Required action
Extract the records in full, leaving every picture out.

Dataset rows describing interfaces:

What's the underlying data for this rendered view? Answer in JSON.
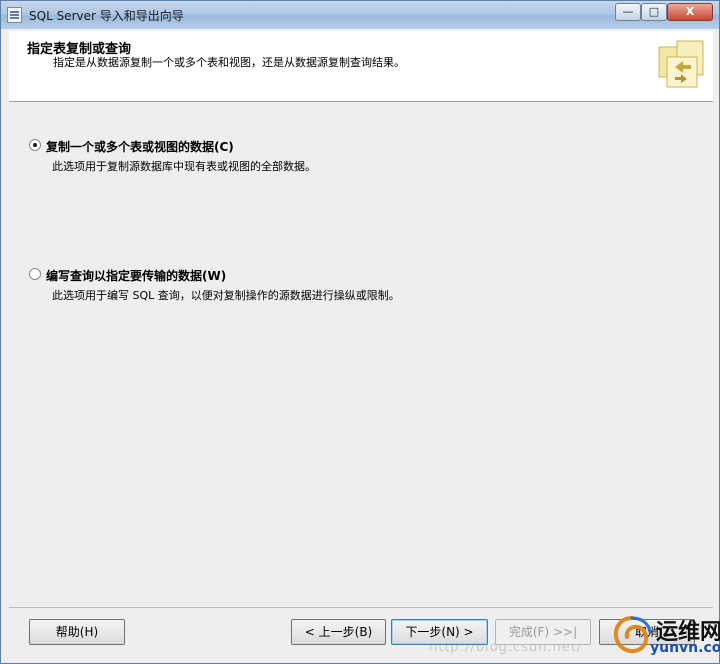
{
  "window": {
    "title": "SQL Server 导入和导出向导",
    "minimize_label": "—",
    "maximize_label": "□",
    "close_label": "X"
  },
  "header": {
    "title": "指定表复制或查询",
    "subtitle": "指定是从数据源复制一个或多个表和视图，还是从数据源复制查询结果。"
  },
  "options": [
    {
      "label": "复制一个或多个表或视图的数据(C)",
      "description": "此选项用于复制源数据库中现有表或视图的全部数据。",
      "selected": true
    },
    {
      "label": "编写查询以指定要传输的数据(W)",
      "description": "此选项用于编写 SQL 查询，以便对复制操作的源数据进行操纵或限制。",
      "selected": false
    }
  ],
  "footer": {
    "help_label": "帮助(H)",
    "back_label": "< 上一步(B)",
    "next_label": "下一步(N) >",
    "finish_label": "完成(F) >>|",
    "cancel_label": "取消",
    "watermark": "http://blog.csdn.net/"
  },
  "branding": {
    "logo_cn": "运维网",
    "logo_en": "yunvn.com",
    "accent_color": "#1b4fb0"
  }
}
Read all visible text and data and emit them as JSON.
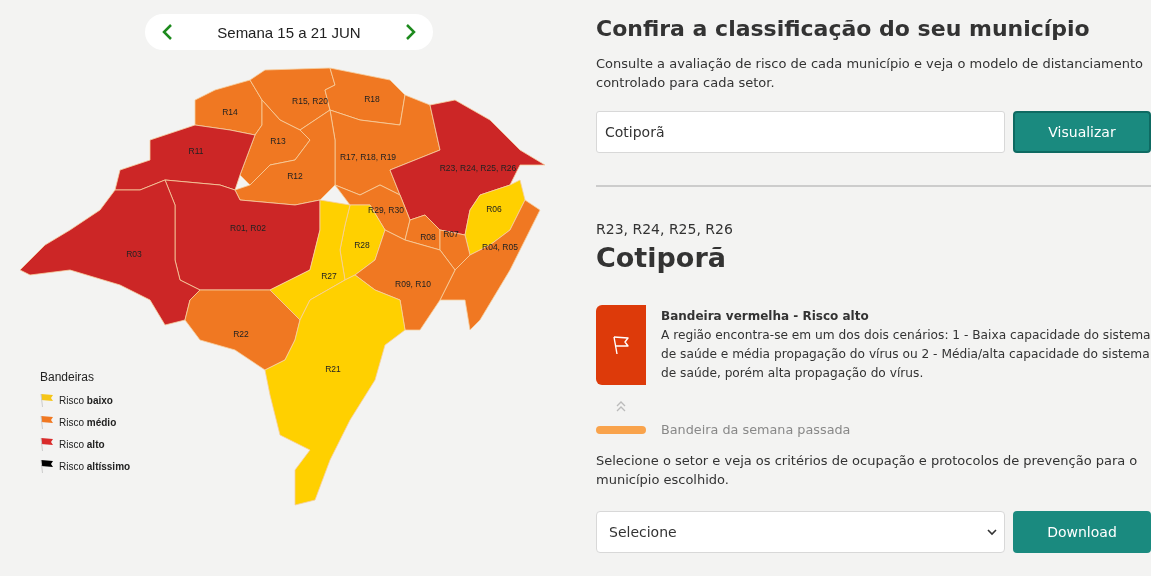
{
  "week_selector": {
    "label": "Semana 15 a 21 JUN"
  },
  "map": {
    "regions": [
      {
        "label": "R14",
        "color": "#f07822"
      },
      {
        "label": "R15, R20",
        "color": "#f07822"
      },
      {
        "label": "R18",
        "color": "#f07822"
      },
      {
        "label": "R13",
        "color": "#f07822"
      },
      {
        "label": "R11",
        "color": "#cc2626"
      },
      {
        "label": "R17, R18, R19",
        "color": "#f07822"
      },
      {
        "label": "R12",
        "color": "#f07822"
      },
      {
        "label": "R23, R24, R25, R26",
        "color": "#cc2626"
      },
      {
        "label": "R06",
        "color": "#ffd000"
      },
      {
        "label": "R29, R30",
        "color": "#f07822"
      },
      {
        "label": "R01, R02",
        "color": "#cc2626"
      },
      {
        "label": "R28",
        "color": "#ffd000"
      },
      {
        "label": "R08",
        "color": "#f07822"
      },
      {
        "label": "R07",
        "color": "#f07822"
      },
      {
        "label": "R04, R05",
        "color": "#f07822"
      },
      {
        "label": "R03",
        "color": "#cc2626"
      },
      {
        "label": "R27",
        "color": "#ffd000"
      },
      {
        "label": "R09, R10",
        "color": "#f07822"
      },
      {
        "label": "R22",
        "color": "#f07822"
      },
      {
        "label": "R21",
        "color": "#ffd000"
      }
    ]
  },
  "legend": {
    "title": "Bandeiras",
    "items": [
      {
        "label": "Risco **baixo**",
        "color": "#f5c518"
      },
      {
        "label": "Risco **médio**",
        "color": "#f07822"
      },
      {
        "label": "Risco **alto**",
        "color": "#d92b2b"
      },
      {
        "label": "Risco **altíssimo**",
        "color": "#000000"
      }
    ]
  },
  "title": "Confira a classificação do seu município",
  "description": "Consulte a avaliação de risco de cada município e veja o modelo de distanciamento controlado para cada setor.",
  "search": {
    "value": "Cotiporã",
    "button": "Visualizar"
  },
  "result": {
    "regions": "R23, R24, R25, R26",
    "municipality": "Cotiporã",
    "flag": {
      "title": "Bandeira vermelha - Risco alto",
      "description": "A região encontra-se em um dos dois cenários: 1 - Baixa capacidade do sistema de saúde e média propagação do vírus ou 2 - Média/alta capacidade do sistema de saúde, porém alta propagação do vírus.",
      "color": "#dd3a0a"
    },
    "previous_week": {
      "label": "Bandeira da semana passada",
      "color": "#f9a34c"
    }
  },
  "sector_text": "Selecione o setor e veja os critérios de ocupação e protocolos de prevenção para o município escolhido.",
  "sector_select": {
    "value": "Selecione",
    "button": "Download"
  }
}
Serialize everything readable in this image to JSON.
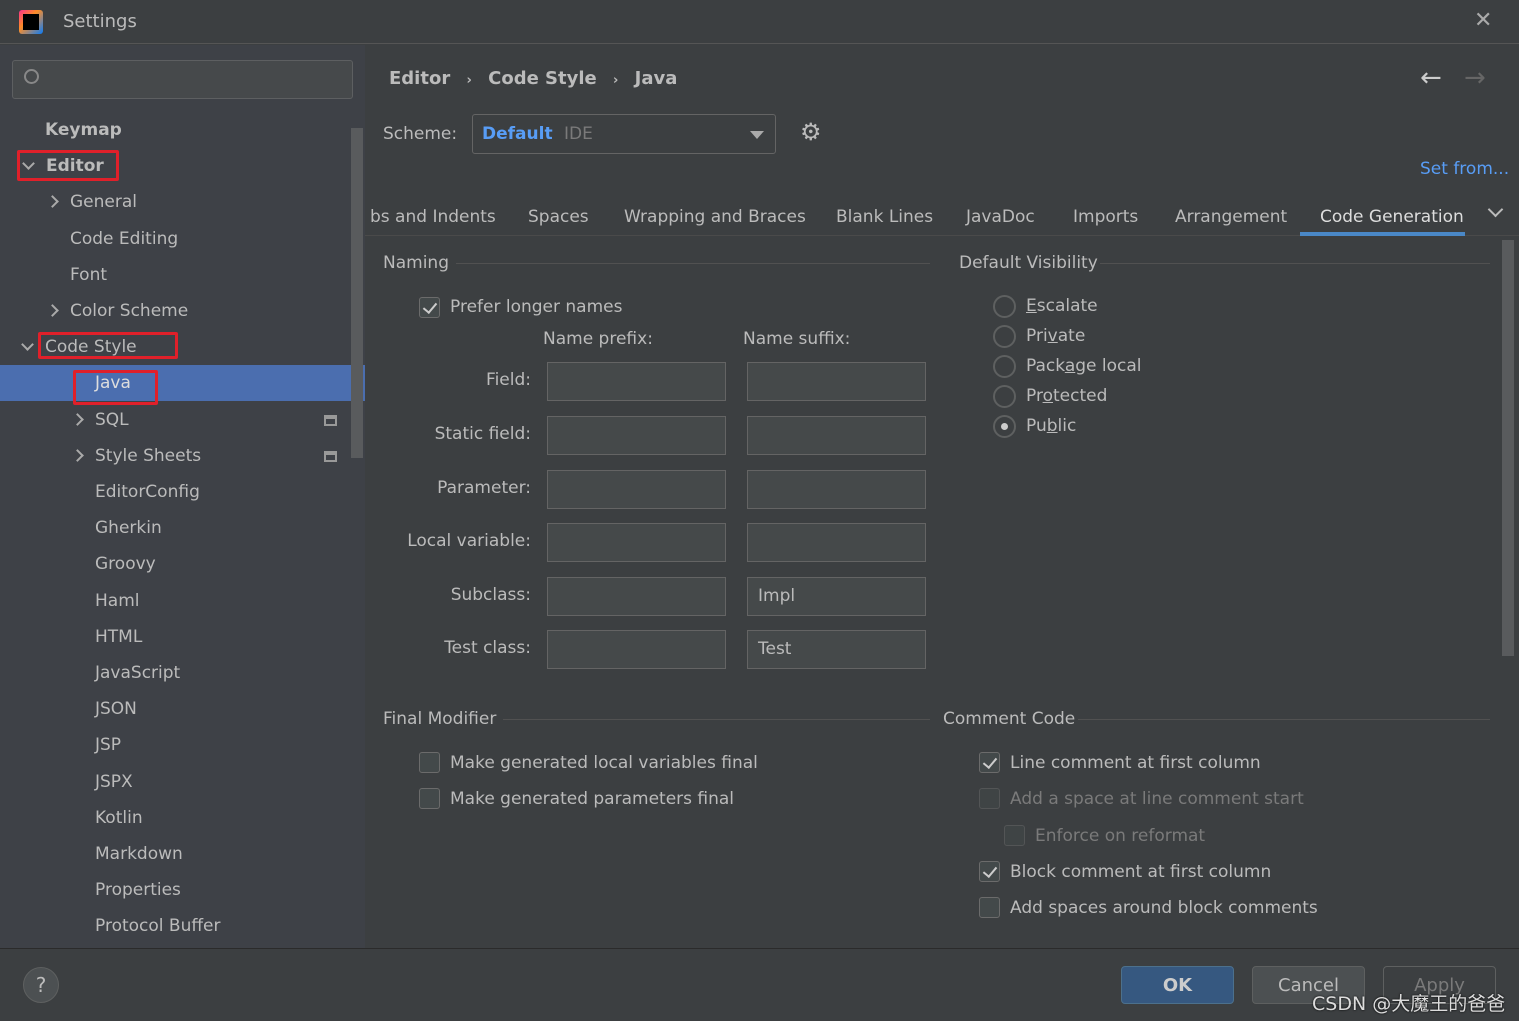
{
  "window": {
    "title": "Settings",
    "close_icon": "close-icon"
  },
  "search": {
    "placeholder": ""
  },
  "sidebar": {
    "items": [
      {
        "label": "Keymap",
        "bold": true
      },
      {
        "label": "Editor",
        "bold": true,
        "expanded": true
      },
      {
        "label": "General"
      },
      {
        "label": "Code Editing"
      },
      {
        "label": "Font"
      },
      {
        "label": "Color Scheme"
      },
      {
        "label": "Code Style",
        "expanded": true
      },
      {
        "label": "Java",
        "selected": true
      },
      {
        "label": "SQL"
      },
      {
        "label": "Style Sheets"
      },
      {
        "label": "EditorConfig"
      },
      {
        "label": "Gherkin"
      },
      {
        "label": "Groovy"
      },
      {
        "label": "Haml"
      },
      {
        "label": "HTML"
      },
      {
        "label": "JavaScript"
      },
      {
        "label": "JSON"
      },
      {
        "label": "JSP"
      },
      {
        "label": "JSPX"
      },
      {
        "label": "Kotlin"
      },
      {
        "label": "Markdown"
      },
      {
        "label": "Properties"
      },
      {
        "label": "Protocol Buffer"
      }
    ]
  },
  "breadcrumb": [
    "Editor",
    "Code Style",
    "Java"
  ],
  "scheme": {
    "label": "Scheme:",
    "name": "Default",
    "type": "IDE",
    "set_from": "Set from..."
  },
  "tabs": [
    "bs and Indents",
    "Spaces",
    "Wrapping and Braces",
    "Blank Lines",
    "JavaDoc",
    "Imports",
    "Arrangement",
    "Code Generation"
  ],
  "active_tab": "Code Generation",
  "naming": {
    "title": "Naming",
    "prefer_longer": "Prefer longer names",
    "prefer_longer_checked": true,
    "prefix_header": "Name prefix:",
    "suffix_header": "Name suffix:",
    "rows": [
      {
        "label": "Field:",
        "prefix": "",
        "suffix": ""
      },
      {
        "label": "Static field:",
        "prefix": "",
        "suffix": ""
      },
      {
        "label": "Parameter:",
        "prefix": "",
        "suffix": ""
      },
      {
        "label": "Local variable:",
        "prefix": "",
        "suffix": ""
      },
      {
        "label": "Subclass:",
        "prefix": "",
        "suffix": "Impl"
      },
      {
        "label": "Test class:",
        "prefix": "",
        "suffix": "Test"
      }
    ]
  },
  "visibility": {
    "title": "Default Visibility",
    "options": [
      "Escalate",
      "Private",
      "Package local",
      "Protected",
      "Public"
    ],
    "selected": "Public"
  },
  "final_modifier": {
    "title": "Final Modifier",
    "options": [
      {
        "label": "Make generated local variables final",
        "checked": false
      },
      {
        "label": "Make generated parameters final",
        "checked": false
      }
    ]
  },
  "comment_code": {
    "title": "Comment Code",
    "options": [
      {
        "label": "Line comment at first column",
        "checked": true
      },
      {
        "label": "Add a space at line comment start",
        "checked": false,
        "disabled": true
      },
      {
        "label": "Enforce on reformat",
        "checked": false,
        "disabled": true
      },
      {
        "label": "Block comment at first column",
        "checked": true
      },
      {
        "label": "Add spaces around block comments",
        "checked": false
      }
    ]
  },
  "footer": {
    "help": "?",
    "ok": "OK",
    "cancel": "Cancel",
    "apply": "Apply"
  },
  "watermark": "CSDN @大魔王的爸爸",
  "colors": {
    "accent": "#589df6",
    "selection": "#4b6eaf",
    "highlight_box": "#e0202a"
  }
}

Written response
What's the underlying data for this rendered view? Answer in JSON.
{
  "window": {
    "title": "SQL Server 导入和导出向导",
    "minimize_label": "—",
    "maximize_label": "□",
    "close_label": "X"
  },
  "header": {
    "title": "指定表复制或查询",
    "subtitle": "指定是从数据源复制一个或多个表和视图，还是从数据源复制查询结果。"
  },
  "options": [
    {
      "label": "复制一个或多个表或视图的数据(C)",
      "description": "此选项用于复制源数据库中现有表或视图的全部数据。",
      "selected": true
    },
    {
      "label": "编写查询以指定要传输的数据(W)",
      "description": "此选项用于编写 SQL 查询，以便对复制操作的源数据进行操纵或限制。",
      "selected": false
    }
  ],
  "footer": {
    "help_label": "帮助(H)",
    "back_label": "< 上一步(B)",
    "next_label": "下一步(N) >",
    "finish_label": "完成(F) >>|",
    "cancel_label": "取消",
    "watermark": "http://blog.csdn.net/"
  },
  "branding": {
    "logo_cn": "运维网",
    "logo_en": "yunvn.com",
    "accent_color": "#1b4fb0"
  }
}
Read all visible text and data and emit them as JSON.
{
  "week_selector": {
    "label": "Semana 15 a 21 JUN"
  },
  "map": {
    "regions": [
      {
        "label": "R14",
        "color": "#f07822"
      },
      {
        "label": "R15, R20",
        "color": "#f07822"
      },
      {
        "label": "R18",
        "color": "#f07822"
      },
      {
        "label": "R13",
        "color": "#f07822"
      },
      {
        "label": "R11",
        "color": "#cc2626"
      },
      {
        "label": "R17, R18, R19",
        "color": "#f07822"
      },
      {
        "label": "R12",
        "color": "#f07822"
      },
      {
        "label": "R23, R24, R25, R26",
        "color": "#cc2626"
      },
      {
        "label": "R06",
        "color": "#ffd000"
      },
      {
        "label": "R29, R30",
        "color": "#f07822"
      },
      {
        "label": "R01, R02",
        "color": "#cc2626"
      },
      {
        "label": "R28",
        "color": "#ffd000"
      },
      {
        "label": "R08",
        "color": "#f07822"
      },
      {
        "label": "R07",
        "color": "#f07822"
      },
      {
        "label": "R04, R05",
        "color": "#f07822"
      },
      {
        "label": "R03",
        "color": "#cc2626"
      },
      {
        "label": "R27",
        "color": "#ffd000"
      },
      {
        "label": "R09, R10",
        "color": "#f07822"
      },
      {
        "label": "R22",
        "color": "#f07822"
      },
      {
        "label": "R21",
        "color": "#ffd000"
      }
    ]
  },
  "legend": {
    "title": "Bandeiras",
    "items": [
      {
        "label": "Risco **baixo**",
        "color": "#f5c518"
      },
      {
        "label": "Risco **médio**",
        "color": "#f07822"
      },
      {
        "label": "Risco **alto**",
        "color": "#d92b2b"
      },
      {
        "label": "Risco **altíssimo**",
        "color": "#000000"
      }
    ]
  },
  "title": "Confira a classificação do seu município",
  "description": "Consulte a avaliação de risco de cada município e veja o modelo de distanciamento controlado para cada setor.",
  "search": {
    "value": "Cotiporã",
    "button": "Visualizar"
  },
  "result": {
    "regions": "R23, R24, R25, R26",
    "municipality": "Cotiporã",
    "flag": {
      "title": "Bandeira vermelha - Risco alto",
      "description": "A região encontra-se em um dos dois cenários: 1 - Baixa capacidade do sistema de saúde e média propagação do vírus ou 2 - Média/alta capacidade do sistema de saúde, porém alta propagação do vírus.",
      "color": "#dd3a0a"
    },
    "previous_week": {
      "label": "Bandeira da semana passada",
      "color": "#f9a34c"
    }
  },
  "sector_text": "Selecione o setor e veja os critérios de ocupação e protocolos de prevenção para o município escolhido.",
  "sector_select": {
    "value": "Selecione",
    "button": "Download"
  }
}
Serialize everything readable in this image to JSON.
{
  "window": {
    "title": "Settings",
    "close_icon": "close-icon"
  },
  "search": {
    "placeholder": ""
  },
  "sidebar": {
    "items": [
      {
        "label": "Keymap",
        "bold": true
      },
      {
        "label": "Editor",
        "bold": true,
        "expanded": true
      },
      {
        "label": "General"
      },
      {
        "label": "Code Editing"
      },
      {
        "label": "Font"
      },
      {
        "label": "Color Scheme"
      },
      {
        "label": "Code Style",
        "expanded": true
      },
      {
        "label": "Java",
        "selected": true
      },
      {
        "label": "SQL"
      },
      {
        "label": "Style Sheets"
      },
      {
        "label": "EditorConfig"
      },
      {
        "label": "Gherkin"
      },
      {
        "label": "Groovy"
      },
      {
        "label": "Haml"
      },
      {
        "label": "HTML"
      },
      {
        "label": "JavaScript"
      },
      {
        "label": "JSON"
      },
      {
        "label": "JSP"
      },
      {
        "label": "JSPX"
      },
      {
        "label": "Kotlin"
      },
      {
        "label": "Markdown"
      },
      {
        "label": "Properties"
      },
      {
        "label": "Protocol Buffer"
      }
    ]
  },
  "breadcrumb": [
    "Editor",
    "Code Style",
    "Java"
  ],
  "scheme": {
    "label": "Scheme:",
    "name": "Default",
    "type": "IDE",
    "set_from": "Set from..."
  },
  "tabs": [
    "bs and Indents",
    "Spaces",
    "Wrapping and Braces",
    "Blank Lines",
    "JavaDoc",
    "Imports",
    "Arrangement",
    "Code Generation"
  ],
  "active_tab": "Code Generation",
  "naming": {
    "title": "Naming",
    "prefer_longer": "Prefer longer names",
    "prefer_longer_checked": true,
    "prefix_header": "Name prefix:",
    "suffix_header": "Name suffix:",
    "rows": [
      {
        "label": "Field:",
        "prefix": "",
        "suffix": ""
      },
      {
        "label": "Static field:",
        "prefix": "",
        "suffix": ""
      },
      {
        "label": "Parameter:",
        "prefix": "",
        "suffix": ""
      },
      {
        "label": "Local variable:",
        "prefix": "",
        "suffix": ""
      },
      {
        "label": "Subclass:",
        "prefix": "",
        "suffix": "Impl"
      },
      {
        "label": "Test class:",
        "prefix": "",
        "suffix": "Test"
      }
    ]
  },
  "visibility": {
    "title": "Default Visibility",
    "options": [
      "Escalate",
      "Private",
      "Package local",
      "Protected",
      "Public"
    ],
    "selected": "Public"
  },
  "final_modifier": {
    "title": "Final Modifier",
    "options": [
      {
        "label": "Make generated local variables final",
        "checked": false
      },
      {
        "label": "Make generated parameters final",
        "checked": false
      }
    ]
  },
  "comment_code": {
    "title": "Comment Code",
    "options": [
      {
        "label": "Line comment at first column",
        "checked": true
      },
      {
        "label": "Add a space at line comment start",
        "checked": false,
        "disabled": true
      },
      {
        "label": "Enforce on reformat",
        "checked": false,
        "disabled": true
      },
      {
        "label": "Block comment at first column",
        "checked": true
      },
      {
        "label": "Add spaces around block comments",
        "checked": false
      }
    ]
  },
  "footer": {
    "help": "?",
    "ok": "OK",
    "cancel": "Cancel",
    "apply": "Apply"
  },
  "watermark": "CSDN @大魔王的爸爸",
  "colors": {
    "accent": "#589df6",
    "selection": "#4b6eaf",
    "highlight_box": "#e0202a"
  }
}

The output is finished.